the Committee notes with particular concern the lack of full and
effective control by civilian authorities over the military and
the security forces.
The Committee expresses concern over the fact that
high officials of the judiciary have been implicated by the Truth
Commission in human rights violations. In that connection, the Committee
notes with concern that until serious reform of the judiciary is
undertaken, efforts to strengthen the rule of law and to promote
respect for human rights will continue to be undermined. The Committee
also notes with concern the lack of support and protection given
by the civilian authorities to the judiciary in the performance
of its duties.
A number of additional concerns remain, including
the full and effective application of the Covenant in matters pertaining
to the full enjoyment by women of the rights guaranteed under the
Covenant and the difficulties encountered in ensuring the full participation
of all citizens in the electoral process.
5. Suggestions and recommendations
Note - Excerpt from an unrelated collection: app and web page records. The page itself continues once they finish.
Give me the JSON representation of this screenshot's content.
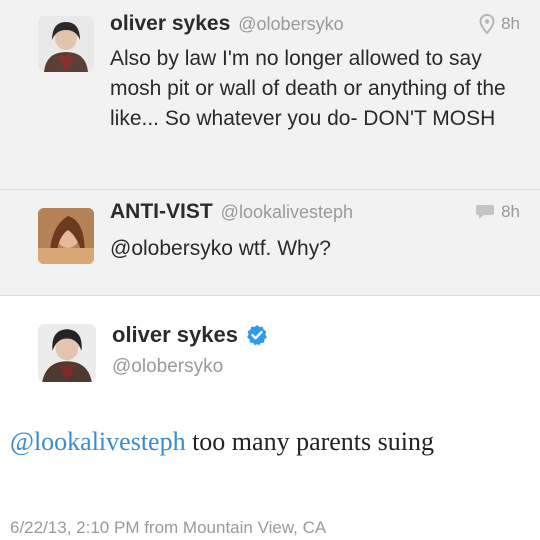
{
  "tweets": [
    {
      "name": "oliver sykes",
      "handle": "@olobersyko",
      "time": "8h",
      "meta_icon": "location-pin-icon",
      "text": "Also by law I'm no longer allowed to say mosh pit or wall of death or anything of the like... So whatever you do- DON'T MOSH"
    },
    {
      "name": "ANTI-VIST",
      "handle": "@lookalivesteph",
      "time": "8h",
      "meta_icon": "reply-bubble-icon",
      "text": "@olobersyko wtf. Why?"
    }
  ],
  "detail": {
    "name": "oliver sykes",
    "verified_icon": "verified-badge-icon",
    "handle": "@olobersyko",
    "mention": "@lookalivesteph",
    "text_rest": " too many parents suing",
    "timestamp": "6/22/13, 2:10 PM from Mountain View, CA"
  },
  "colors": {
    "mention": "#3b8bd0",
    "verified": "#2e9bf0",
    "muted": "#9a9a9a"
  }
}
The Committee endorses the recommendations of the
Truth Commission and strongly recommends that the Government take
immediate steps to implement them fully.
The Committee emphasizes the obligation of the State
party under article 2, paragraph 3, of the Covenant to ensure that
victims of past human rights violations have an effective remedy.
In order to discharge that obligation, the Committee recommends
that the State party review the effect of the Amnesty Law and amend
or repeal it as necessary.
The Committee recommends that all necessary measures
be urgently taken to combat the continuing human rights violations
in El Salvador. All violations should be thoroughly investigated,
the offenders punished and the victims compensated. In this connection,
the Committee also recommends that the Office of the Procurator
for the Protection of Human Rights should be strengthened, both
with regard to resources and competence, in order to ensure that
the Procurator may effectively carry out his or her responsibilities.
The Committee recommends that all necessary measures
be taken to ensure that human rights are respected by the military.
The Committee urges continuing vigorous action to ensure that persons
closely associated with human rights abuses do not re-enter the
police, army or security forces.
The Committee recommends that major reform of the
judiciary be undertaken with a view to establishing an independent
and impartial judicial system free from political pressure and intimidation
that will safeguard human rights and enforce the rule of law without
The Committee urges that respect for human rights
be institutionalized at all levels of the Government and recognized
as an essential element of the process of national reconciliation
and reconstruction. To that end, the Committee recommends that all
articles of the Covenant be fully incorporated into the national
legal system; that comprehensive human rights training be provided
to judges, the police and the military; and that human rights education
be provided in schools at all levels. The active participation of
non-governmental organizations in the democratization process should
also be encouraged.